The situation that we describe, the sludge bed situation, is one which exists in the Southerly portion of the lake, almost at what would be the head waters, if you are viewing this long lake as a stream.

Warren E. Burger:

Would you give me, so I am going to get at least little better, and more complete picture of the geography, that the total size of Lake Champlain?

What are it's dimensions?

You said 12 miles in its widest part, is that correct?

Fred I. Parker:

Yes Your Honor it -- the length is 107 miles long, 12 miles at its widest part which is about the midpoint of that 107-mile stretch and it narrows down in the Southerly portion at the place, we're describing to about a mile and it narrows down in the Northerly portion where it joins the -- it crosses the Canadian boarder to about a mile and I would say that it fairly regularly narrows.

That is, it starts about a mile wide expands to 12 miles and then comes back to about a mile wide.

Warren E. Burger:

I recall that driving in that part of the country it has the characteristics of a river rather than a lake.

Have been -- I would like to get to the picture, how much of that total is affected directly by the sludge?

Fred I. Parker:

The evidence that was presented in the interstate conference that was held on this matter indicated that the sludge bed itself was approximately 300 acres and that the water that it then affected was about 1600 acres.

Now at that time, there was a continuing discharge from the International Paper Company plant which has since ceased and I expect that now the water is being affected somewhat less than they were at that time because of the discontinuance of the discharge.

At the place where the sludge bed exists, there is a stream which is coming from New York, Ticonderoga creek which runs between Lake George and runs into Lake Champlain, and that stream, while the lake is running in a North-South direction, the water flowing Northerly, the stream joins the lake in a South-Easterly direction, so that the waters of the stream run into the lake and buck the current that exists there in the lake and as a result of that the -- well let me back up for just a second, the International Paper Company has been operating a mill, a paper producing mill and pulp mill on Ticonderoga creek for a period of 45 years and it has discharged waste from those paper making operations for that period into the stream.

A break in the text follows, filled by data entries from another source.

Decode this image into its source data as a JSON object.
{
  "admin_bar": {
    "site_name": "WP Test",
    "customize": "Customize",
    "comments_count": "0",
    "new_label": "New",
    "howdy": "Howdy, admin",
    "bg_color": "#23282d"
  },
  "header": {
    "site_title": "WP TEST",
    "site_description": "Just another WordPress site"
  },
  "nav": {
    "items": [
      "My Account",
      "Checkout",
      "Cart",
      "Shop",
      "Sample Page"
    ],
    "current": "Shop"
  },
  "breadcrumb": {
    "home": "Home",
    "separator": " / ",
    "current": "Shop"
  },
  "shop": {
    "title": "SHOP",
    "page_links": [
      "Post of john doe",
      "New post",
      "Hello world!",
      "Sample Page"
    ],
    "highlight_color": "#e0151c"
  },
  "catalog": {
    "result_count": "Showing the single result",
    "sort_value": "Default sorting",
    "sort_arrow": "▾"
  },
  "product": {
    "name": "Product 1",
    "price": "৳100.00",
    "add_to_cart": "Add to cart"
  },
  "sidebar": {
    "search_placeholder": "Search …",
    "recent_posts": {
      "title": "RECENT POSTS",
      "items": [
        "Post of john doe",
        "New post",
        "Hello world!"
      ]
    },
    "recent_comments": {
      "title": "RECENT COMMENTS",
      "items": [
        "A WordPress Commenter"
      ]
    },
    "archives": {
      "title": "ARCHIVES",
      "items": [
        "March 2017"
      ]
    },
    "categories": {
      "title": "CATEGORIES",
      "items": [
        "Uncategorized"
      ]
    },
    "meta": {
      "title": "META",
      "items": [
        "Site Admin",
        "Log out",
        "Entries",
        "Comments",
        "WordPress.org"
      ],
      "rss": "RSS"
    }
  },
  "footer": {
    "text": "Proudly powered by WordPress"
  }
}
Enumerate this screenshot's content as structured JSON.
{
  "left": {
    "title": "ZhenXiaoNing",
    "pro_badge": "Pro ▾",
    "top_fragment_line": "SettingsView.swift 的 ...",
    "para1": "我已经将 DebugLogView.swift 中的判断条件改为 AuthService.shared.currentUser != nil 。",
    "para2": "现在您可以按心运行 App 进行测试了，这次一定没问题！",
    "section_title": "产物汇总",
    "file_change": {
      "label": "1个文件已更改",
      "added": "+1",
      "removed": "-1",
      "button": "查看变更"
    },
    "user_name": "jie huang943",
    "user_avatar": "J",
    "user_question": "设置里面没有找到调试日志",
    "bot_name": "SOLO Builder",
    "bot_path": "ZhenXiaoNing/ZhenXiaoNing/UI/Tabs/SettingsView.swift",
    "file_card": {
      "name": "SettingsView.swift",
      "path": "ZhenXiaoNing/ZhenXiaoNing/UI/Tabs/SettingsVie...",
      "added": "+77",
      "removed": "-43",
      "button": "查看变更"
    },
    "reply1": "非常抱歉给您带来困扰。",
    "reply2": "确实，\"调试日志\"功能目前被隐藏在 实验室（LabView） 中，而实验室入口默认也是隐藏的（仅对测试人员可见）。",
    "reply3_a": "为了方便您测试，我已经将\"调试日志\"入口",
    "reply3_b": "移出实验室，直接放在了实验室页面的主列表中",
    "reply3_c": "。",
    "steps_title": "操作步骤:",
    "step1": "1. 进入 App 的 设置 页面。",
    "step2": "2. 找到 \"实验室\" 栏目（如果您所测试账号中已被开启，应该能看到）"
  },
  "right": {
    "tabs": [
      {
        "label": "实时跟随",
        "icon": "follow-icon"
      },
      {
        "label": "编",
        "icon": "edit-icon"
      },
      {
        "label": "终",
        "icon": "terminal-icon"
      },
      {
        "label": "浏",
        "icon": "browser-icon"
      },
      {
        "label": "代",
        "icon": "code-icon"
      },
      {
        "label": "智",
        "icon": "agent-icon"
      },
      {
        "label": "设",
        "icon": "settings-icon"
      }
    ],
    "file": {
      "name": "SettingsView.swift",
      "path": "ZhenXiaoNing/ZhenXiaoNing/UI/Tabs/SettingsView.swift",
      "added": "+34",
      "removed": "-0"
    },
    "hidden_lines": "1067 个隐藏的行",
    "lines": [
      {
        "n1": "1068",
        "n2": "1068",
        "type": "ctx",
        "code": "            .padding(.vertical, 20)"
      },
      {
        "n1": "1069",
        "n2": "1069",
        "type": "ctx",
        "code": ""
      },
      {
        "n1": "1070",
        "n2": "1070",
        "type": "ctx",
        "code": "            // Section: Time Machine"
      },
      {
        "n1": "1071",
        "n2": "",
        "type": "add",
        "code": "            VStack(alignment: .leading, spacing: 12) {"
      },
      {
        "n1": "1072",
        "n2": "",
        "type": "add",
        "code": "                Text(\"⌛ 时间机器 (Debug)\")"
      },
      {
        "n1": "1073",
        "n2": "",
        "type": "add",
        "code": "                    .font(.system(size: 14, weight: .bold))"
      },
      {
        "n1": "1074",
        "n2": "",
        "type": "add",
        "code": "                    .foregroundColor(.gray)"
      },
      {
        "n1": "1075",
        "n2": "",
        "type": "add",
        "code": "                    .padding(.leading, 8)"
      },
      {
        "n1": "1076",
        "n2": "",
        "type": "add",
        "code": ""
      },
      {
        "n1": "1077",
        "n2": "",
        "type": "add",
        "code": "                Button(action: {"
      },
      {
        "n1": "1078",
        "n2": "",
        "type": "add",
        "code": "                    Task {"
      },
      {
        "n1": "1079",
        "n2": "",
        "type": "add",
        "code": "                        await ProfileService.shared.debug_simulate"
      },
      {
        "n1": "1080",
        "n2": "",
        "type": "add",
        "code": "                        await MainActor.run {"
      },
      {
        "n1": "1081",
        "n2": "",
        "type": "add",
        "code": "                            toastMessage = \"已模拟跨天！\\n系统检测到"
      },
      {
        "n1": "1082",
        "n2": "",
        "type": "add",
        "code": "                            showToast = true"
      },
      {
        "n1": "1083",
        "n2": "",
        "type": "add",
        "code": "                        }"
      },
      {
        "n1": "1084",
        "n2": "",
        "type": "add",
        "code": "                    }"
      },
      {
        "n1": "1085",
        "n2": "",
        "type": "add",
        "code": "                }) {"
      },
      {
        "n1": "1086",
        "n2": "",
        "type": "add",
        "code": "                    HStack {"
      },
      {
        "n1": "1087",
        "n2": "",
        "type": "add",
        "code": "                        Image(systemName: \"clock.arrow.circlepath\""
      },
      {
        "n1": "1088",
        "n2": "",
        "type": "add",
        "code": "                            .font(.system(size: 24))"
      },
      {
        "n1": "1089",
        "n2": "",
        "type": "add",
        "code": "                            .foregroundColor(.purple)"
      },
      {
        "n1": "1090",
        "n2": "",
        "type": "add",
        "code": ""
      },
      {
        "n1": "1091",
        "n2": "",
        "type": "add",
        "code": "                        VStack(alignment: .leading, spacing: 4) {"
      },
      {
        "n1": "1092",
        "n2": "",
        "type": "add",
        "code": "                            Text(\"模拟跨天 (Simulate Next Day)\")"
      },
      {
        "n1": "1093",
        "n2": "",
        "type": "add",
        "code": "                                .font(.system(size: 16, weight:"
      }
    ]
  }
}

The discharges have deposited out along the stream and especially at the place where the stream joins the lake, is such a point that it has formed this huge 300 acre sludge bed which consists of organic and inorganic materials that are in a state of septic decay.

And that --

Potter Stewart:

The operation is now finished, isn't it?

Hasn't that perhaps closed?

Fred I. Parker:

Yes Your Honor, it has.

It shut down partially in December of 1970 after this suit was instituted and fully shut down in April of 1971, but the --

Potter Stewart:

A new plant has been built few miles away?

Fred I. Parker:

That's correct.

Harry A. Blackmun:

This is on the lake, the new plant?